The YCBA closes in late February 2023 for the next phase in the ongoing conservation of its iconic building. The project entails replacing the museum’s roof and original skylights and upgrading to more energy-efficient LED lighting in the galleries. The museum reopens in 2024 with a reimagined installation of its collection.

In a New Light occupies the special-exhibition galleries on the fourth floor of the Gallery’s Kahn building, which opened in 1953 and was the architect’s first significant commission and the first modernist structure on Yale’s campus. Directly across the street, Kahn’s final building, the YCBA, was completed after his death and opened to the public in 1977. Kahn created simple yet elegant environments for viewing works of art. His museum buildings are notable for their basic geometric forms, muted palettes of natural materials, and galleries filled with diffuse daylight. By viewing the YCBA paintings in a new setting, in another museum designed by Kahn, visitors can witness how Kahn’s architectural philosophy directly affects encounters with artworks.

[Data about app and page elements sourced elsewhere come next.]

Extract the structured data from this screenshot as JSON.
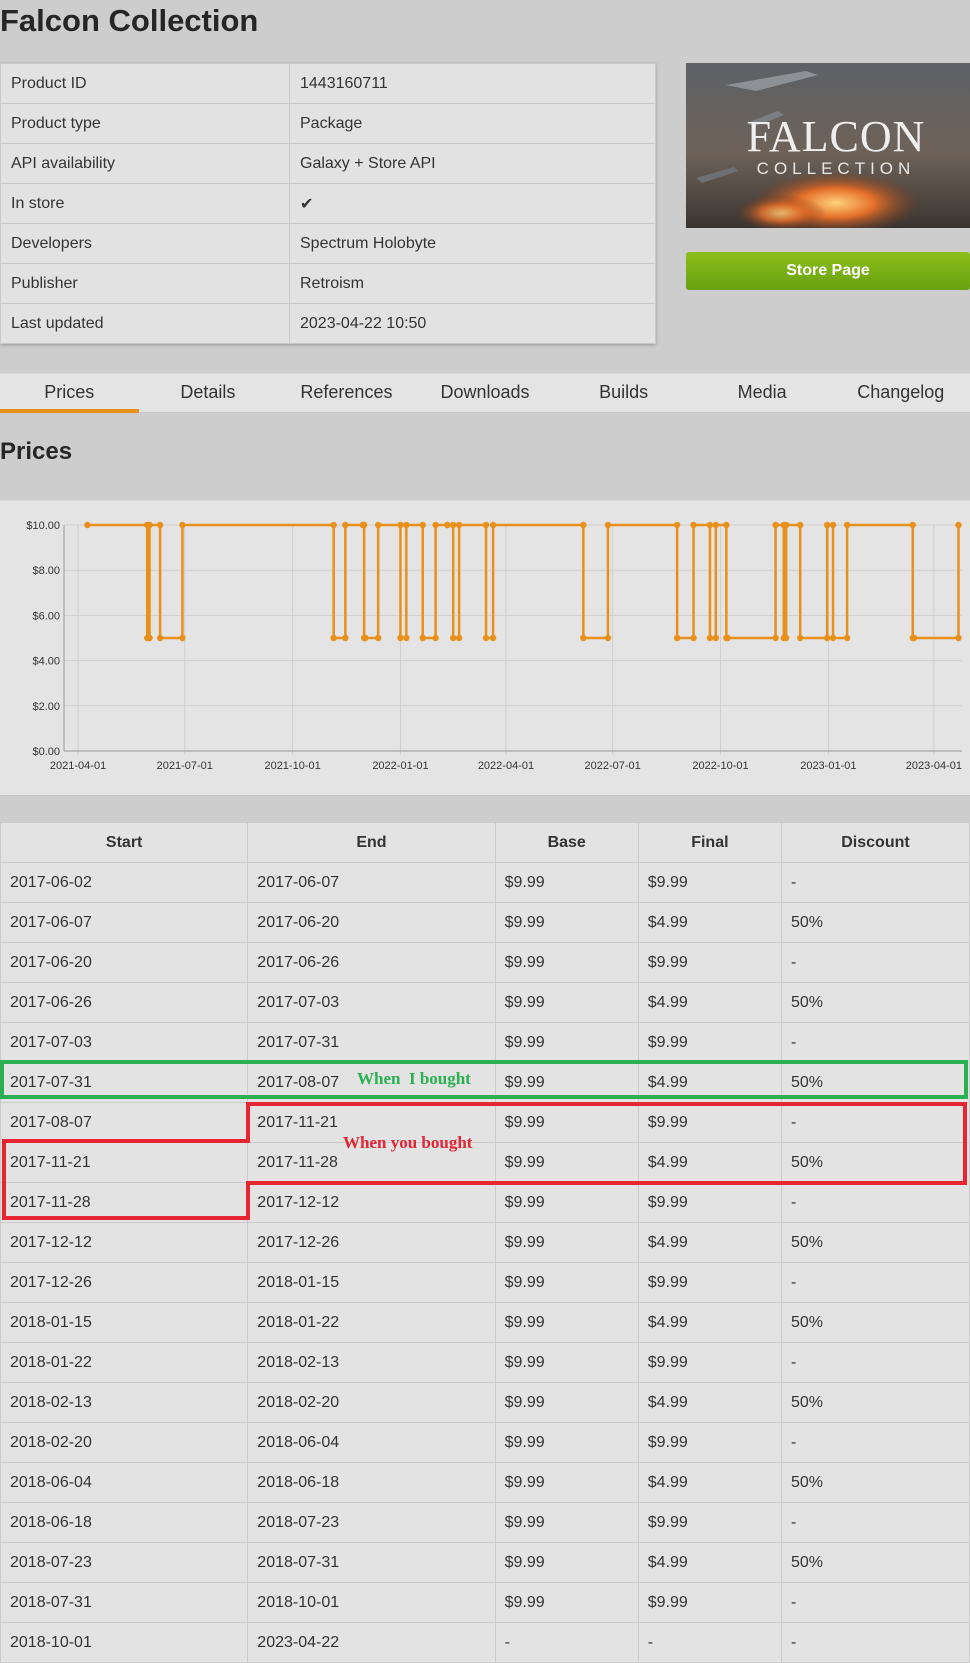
{
  "page_title": "Falcon Collection",
  "info_rows": [
    {
      "key": "Product ID",
      "value": "1443160711"
    },
    {
      "key": "Product type",
      "value": "Package"
    },
    {
      "key": "API availability",
      "value": "Galaxy + Store API"
    },
    {
      "key": "In store",
      "value": "✔"
    },
    {
      "key": "Developers",
      "value": "Spectrum Holobyte"
    },
    {
      "key": "Publisher",
      "value": "Retroism"
    },
    {
      "key": "Last updated",
      "value": "2023-04-22 10:50"
    }
  ],
  "cover": {
    "line1": "FALCON",
    "line2": "COLLECTION"
  },
  "store_button": "Store Page",
  "tabs": [
    "Prices",
    "Details",
    "References",
    "Downloads",
    "Builds",
    "Media",
    "Changelog"
  ],
  "active_tab": "Prices",
  "section_title": "Prices",
  "chart_data": {
    "type": "line",
    "step": true,
    "color": "#e8901b",
    "ylim": [
      0,
      10
    ],
    "y_ticks": [
      "$0.00",
      "$2.00",
      "$4.00",
      "$6.00",
      "$8.00",
      "$10.00"
    ],
    "x_ticks": [
      "2021-04-01",
      "2021-07-01",
      "2021-10-01",
      "2022-01-01",
      "2022-04-01",
      "2022-07-01",
      "2022-10-01",
      "2023-01-01",
      "2023-04-01"
    ],
    "xlim": [
      "2021-03-20",
      "2023-04-25"
    ],
    "series": [
      {
        "x": [
          "2021-04-09",
          "2021-05-30",
          "2021-05-31",
          "2021-06-01",
          "2021-06-10",
          "2021-06-29",
          "2021-11-05",
          "2021-11-15",
          "2021-11-30",
          "2021-12-01",
          "2021-12-02",
          "2021-12-13",
          "2022-01-01",
          "2022-01-06",
          "2022-01-20",
          "2022-01-31",
          "2022-02-10",
          "2022-02-15",
          "2022-02-20",
          "2022-03-15",
          "2022-03-21",
          "2022-06-06",
          "2022-06-27",
          "2022-08-25",
          "2022-09-08",
          "2022-09-22",
          "2022-09-27",
          "2022-10-06",
          "2022-10-07",
          "2022-11-17",
          "2022-11-24",
          "2022-11-26",
          "2022-12-08",
          "2022-12-31",
          "2023-01-05",
          "2023-01-17",
          "2023-03-14",
          "2023-03-15",
          "2023-04-22"
        ],
        "y": [
          10,
          5,
          5,
          10,
          5,
          10,
          5,
          10,
          10,
          5,
          5,
          10,
          5,
          10,
          5,
          10,
          10,
          5,
          10,
          5,
          10,
          5,
          10,
          5,
          10,
          5,
          10,
          5,
          5,
          10,
          5,
          10,
          5,
          10,
          5,
          10,
          5,
          5,
          10
        ]
      }
    ]
  },
  "table": {
    "headers": [
      "Start",
      "End",
      "Base",
      "Final",
      "Discount"
    ],
    "rows": [
      [
        "2017-06-02",
        "2017-06-07",
        "$9.99",
        "$9.99",
        "-"
      ],
      [
        "2017-06-07",
        "2017-06-20",
        "$9.99",
        "$4.99",
        "50%"
      ],
      [
        "2017-06-20",
        "2017-06-26",
        "$9.99",
        "$9.99",
        "-"
      ],
      [
        "2017-06-26",
        "2017-07-03",
        "$9.99",
        "$4.99",
        "50%"
      ],
      [
        "2017-07-03",
        "2017-07-31",
        "$9.99",
        "$9.99",
        "-"
      ],
      [
        "2017-07-31",
        "2017-08-07",
        "$9.99",
        "$4.99",
        "50%"
      ],
      [
        "2017-08-07",
        "2017-11-21",
        "$9.99",
        "$9.99",
        "-"
      ],
      [
        "2017-11-21",
        "2017-11-28",
        "$9.99",
        "$4.99",
        "50%"
      ],
      [
        "2017-11-28",
        "2017-12-12",
        "$9.99",
        "$9.99",
        "-"
      ],
      [
        "2017-12-12",
        "2017-12-26",
        "$9.99",
        "$4.99",
        "50%"
      ],
      [
        "2017-12-26",
        "2018-01-15",
        "$9.99",
        "$9.99",
        "-"
      ],
      [
        "2018-01-15",
        "2018-01-22",
        "$9.99",
        "$4.99",
        "50%"
      ],
      [
        "2018-01-22",
        "2018-02-13",
        "$9.99",
        "$9.99",
        "-"
      ],
      [
        "2018-02-13",
        "2018-02-20",
        "$9.99",
        "$4.99",
        "50%"
      ],
      [
        "2018-02-20",
        "2018-06-04",
        "$9.99",
        "$9.99",
        "-"
      ],
      [
        "2018-06-04",
        "2018-06-18",
        "$9.99",
        "$4.99",
        "50%"
      ],
      [
        "2018-06-18",
        "2018-07-23",
        "$9.99",
        "$9.99",
        "-"
      ],
      [
        "2018-07-23",
        "2018-07-31",
        "$9.99",
        "$4.99",
        "50%"
      ],
      [
        "2018-07-31",
        "2018-10-01",
        "$9.99",
        "$9.99",
        "-"
      ],
      [
        "2018-10-01",
        "2023-04-22",
        "-",
        "-",
        "-"
      ]
    ]
  },
  "annotations": {
    "green_text": "When  I bought",
    "green_color": "#2ab050",
    "red_text": "When you bought",
    "red_color": "#e52531"
  }
}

Throughout the run of the exhibition, the two museums’ education departments will partner to offer tours.

Yale Center for British Art

The Yale Center for British Art is a museum that houses the largest collection of British art outside the United Kingdom, encompassing works from the 15th century to the present in a range of media. It offers a vibrant, year-round program of events and exhibitions, both in person and online. Presented to the university by collector and philanthropist Paul Mellon (Yale College, Class of 1929), the museum opened to the public in 1977. Visit the YCBA at britishart.yale.edu, and connect on Facebook, Twitter, Instagram, and YouTube @yalebritishart.

Yale University Art Gallery

Founded in 1832, the Yale University Art Gallery is the oldest college art museum in America. Today, it is a center for teaching, learning, and scholarship and a preeminent cultural asset for Yale University, the wider academic community, and the public. The museum collects, preserves, studies, and presents art in all media, from all regions of the globe, and across time, with a collection numbering nearly 300,000 objects. Visit the Gallery at artgallery.yale.edu and connect on Facebook, Twitter, Instagram, and YouTube @yaleartgallery

Visitor Information

The Yale University Art Gallery is located at 1111 Chapel Street, New Haven, Connecticut. Museum hours: Tuesday–Friday, 10 am–5 pm; Thursday until 8 pm (September–June); and Saturday–Sunday, 11 am–5 pm. Closed Mondays and major holidays. Free and open to the public. For general information, please call 203.432.0600 or visit the artgallery.yale.edu.